Foods: Sour Cherry Amaretti
Ottolenghi is probably one of the best and dynamic places to eat in this country. When I worked down South the daughter often came down from London for the weekend with friends and they would always stop at Ottolenghi before they came and stock up on beautiful meringues and breads for the weekend. Of course as the cook, I got to try them out too. Beautiful stuff.
I bought the Ottolenghi cookbook when it first came out in 2008. Having been able to try a few of their goodies via the daughter of my employer . . . I just knew that it would be a winner and it is. It’s filled with all sorts of fabulous recipes for vegetables, salads, soups, grains, meats, breads, cakes, tarts, biscuits and no end of other wonderful things. It’s a take it to bed book for sure.
I have since gotten his second and third books, entitled . . . Plenty and Jerusalem . . . but the original book remains my favourite of the three. Every recipe I have ever made from it has turned out beautifully. That’s the mark of a very good cookbook don’t you think?
Today I made the Sour Cherry Amaretti from the first book and they turned out beautifully. Now, I have to say I have never been to Italy . . . and I would not know how an Italian Amaretti biscuit should or does taste. I have no idea if these are authentic or not . . . I only know that they are an incredibly, moreishly, addictively wonderful sweet bite!
Easy to make and oh so tasty. I think I scarfed three down before I even realized it . . . and then I went in for another one. Right now they are locked up in a Kilner jar, and placed up high so that I can’t reach them without help for fear that I might finish the whole lot tonight. They are THAT good! Yes.
Lightly crisp on the outsides . . . chewy on the insides . . . and stogged full of lovely dried sour cherries. I just adore dried sour cherries . . . I could eat them by the handful . . . but I don’t because they are rather on the pricey side. They remain a once in a blue moon treat.
They are beautifully showcased in these delightful little biscuits. Simply scrummy. One day I hope to go to Italy myself and taste these things first hand . . . or maybe even one day I will make it to Ottolenghi . . . but in the meantime it’s nice to know I can have a little taste of what the experience might be like.
If I am not mistaken these are also Gluten Free, so long as you use gluten free icing sugar. These went down a real treat for my mid afternoon break with a nice big cup of hot chocolate. Have you ever sprinkled cinnamon sugar on your hot chocolate? At this hot chocolate place in Chester you can get your chocolate sprinkled with orange cinnamon sugar. I keep saying I am going to make some for myself, and one of these days . . . I will.

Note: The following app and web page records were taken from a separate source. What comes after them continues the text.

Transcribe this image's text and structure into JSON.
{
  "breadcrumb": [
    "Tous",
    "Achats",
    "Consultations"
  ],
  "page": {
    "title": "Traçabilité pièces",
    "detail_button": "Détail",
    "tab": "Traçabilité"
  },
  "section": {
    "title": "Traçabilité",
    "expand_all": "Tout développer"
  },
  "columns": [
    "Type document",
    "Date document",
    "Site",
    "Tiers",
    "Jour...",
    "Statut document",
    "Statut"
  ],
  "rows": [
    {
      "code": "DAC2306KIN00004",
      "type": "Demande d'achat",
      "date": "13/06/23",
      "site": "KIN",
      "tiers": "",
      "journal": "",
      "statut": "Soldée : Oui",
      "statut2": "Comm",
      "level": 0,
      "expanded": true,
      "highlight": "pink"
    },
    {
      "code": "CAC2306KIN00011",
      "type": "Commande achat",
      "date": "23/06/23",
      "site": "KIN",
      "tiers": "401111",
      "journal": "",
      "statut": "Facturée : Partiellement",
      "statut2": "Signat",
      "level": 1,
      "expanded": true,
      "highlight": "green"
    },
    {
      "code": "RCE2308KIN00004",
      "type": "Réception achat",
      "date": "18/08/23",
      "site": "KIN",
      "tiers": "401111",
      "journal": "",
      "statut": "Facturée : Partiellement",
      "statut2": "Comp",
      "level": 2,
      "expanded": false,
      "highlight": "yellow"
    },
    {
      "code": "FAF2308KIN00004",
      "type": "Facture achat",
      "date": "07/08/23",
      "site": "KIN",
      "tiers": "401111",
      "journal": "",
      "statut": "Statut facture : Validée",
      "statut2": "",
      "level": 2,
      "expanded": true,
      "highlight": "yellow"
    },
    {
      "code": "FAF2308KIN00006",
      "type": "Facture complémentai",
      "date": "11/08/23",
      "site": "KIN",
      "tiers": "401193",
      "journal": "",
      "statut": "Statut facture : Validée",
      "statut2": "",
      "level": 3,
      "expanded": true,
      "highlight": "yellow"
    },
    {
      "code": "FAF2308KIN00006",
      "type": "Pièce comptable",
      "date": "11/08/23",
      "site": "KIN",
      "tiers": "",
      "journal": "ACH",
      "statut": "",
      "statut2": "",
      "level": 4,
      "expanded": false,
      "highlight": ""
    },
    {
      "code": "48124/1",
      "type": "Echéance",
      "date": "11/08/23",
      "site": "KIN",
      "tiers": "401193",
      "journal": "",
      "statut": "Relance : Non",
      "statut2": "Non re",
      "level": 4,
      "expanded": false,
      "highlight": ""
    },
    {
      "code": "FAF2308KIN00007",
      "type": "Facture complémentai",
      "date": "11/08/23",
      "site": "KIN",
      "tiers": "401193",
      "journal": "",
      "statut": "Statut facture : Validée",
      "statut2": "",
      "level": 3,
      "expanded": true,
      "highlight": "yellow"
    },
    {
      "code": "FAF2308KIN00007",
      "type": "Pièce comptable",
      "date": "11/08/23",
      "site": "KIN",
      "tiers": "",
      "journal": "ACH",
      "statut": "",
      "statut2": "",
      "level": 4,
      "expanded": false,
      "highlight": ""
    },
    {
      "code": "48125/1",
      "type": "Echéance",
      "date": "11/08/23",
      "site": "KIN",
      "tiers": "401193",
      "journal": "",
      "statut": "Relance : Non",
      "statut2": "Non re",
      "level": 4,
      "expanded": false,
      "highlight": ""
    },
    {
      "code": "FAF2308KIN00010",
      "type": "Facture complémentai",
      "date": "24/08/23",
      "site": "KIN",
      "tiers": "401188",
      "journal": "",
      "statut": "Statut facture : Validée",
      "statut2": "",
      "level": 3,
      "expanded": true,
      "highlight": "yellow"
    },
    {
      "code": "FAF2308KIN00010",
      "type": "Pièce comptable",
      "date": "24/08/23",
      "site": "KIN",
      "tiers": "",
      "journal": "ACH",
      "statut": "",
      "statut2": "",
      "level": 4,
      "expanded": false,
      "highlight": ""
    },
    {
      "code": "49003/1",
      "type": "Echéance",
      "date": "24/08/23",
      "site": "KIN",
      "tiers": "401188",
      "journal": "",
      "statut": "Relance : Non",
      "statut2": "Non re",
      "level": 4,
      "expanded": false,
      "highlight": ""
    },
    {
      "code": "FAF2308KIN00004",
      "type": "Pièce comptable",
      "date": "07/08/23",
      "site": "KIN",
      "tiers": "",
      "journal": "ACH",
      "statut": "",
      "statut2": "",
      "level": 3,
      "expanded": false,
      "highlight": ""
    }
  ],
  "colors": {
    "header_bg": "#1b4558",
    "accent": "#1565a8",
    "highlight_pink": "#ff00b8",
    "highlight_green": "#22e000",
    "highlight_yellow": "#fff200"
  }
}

*Sour Cherry Amaretti*
Makes about 2 dozen
Delicious little almond flavoured biscuits, sweet and chewy and flecked with bits of dried sour cherries. Do be careful with the almond flavouring. Too much will be too much. You only want a couple drops.
120g golden caster sugar (10 TBS)
180g ground almonds (2 cups +2 TBS)
the finely grated zest of one unwaxed lemon
2 to 3 drops of pure almond extract
pinch of fine sea salt
60g dried sour cherries, roughly chopped (6 1/2 TBS)
2 large free range egg whites, at room temperature
2 tsp liquid honey
a bowl of sifted icing sugar to roll them in
Preheat the oven to 170*C/ 325*F/ gas mark 3. Line a baking sheet with baking paper. Set aside.
Measure the ground almonds, sugar, lemon zest and almond extract into a bowl. Rub together to help to distribute the ingredients evenly and release the oils and flavour from the lemon zest. Stir in the cherries.
Whip the egg white along with the honey until soft peaks form. Fold them into the almond mixture with a fork. You should have a soft malleable mixture.
Pinch off heaped tablespoon sized lumps of the dough. Roll into an egg shape between your hands then drop into the bowl of icing sugar. Toss gently to generously coat. Place onto the prepared baking sheet, gently pressing down on each side to make sort of a deconstructed triangular shape.
Bake for 12 to 15 minutes, turning the pan around halfway through the baking time. When done they should have taken on some colour, but still remain relatively pale and chewy in the centre. Allow to cool completely before eating. Store in an airtight container.
If you can’t get the sour cherries you can use chopped dried cranberries, dried apricots or even dried blueberries. All are very good!
Happy read Sour Cherry Amaretti recipes, and enjoy food and drink picture original here: The English Kitchen